### WHAT TO DO
Read the data below line by line and copy each one with "JSON" in it.

DATA TO PROCESS: Begin

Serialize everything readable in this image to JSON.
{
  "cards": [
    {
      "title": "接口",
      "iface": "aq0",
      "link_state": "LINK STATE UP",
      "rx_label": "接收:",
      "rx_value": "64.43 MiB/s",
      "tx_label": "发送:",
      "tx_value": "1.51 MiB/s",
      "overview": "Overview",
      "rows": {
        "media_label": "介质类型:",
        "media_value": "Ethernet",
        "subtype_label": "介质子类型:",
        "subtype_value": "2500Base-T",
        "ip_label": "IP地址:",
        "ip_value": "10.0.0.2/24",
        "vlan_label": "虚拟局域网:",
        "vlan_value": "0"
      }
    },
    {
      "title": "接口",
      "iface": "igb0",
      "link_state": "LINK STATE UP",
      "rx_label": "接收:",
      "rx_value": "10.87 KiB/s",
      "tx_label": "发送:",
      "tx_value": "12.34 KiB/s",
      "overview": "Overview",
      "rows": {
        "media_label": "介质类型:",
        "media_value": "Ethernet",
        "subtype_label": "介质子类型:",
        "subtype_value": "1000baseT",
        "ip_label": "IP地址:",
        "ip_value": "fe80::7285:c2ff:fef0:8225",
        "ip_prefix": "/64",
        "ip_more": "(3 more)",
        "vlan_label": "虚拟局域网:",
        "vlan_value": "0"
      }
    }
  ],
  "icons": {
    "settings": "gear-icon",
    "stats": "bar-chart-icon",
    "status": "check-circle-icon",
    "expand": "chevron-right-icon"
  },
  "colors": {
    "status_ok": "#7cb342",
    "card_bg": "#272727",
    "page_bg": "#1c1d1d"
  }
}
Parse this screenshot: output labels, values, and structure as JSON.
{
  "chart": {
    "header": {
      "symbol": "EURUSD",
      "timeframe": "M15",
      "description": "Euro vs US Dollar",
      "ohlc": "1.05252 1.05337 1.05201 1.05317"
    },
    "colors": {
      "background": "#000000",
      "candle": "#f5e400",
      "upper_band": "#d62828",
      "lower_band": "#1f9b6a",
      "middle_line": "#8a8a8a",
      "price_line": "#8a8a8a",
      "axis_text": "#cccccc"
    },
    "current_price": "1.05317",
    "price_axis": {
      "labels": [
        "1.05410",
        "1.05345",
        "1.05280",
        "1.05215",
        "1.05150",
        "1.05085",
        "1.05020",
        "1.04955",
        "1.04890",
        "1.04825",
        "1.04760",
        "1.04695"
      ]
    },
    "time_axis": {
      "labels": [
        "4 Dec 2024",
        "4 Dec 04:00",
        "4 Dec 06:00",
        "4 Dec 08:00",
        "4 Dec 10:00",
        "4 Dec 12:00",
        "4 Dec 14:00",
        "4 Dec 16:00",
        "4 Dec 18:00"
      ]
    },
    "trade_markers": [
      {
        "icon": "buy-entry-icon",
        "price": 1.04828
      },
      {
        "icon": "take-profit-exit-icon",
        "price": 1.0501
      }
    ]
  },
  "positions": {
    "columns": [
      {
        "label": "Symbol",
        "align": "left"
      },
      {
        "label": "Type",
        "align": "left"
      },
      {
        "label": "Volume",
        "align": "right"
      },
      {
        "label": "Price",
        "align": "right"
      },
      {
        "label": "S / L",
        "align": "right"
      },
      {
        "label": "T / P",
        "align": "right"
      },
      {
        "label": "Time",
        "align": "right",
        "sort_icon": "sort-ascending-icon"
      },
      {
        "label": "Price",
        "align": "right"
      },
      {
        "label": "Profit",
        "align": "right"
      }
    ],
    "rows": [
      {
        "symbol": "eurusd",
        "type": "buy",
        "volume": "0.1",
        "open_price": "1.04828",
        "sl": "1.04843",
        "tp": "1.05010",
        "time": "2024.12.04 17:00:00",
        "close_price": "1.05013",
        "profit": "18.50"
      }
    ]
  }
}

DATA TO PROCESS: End

### SOLUTION BELOW
Serialize everything readable in this image to JSON.
Parse this screenshot: output labels, values, and structure as JSON.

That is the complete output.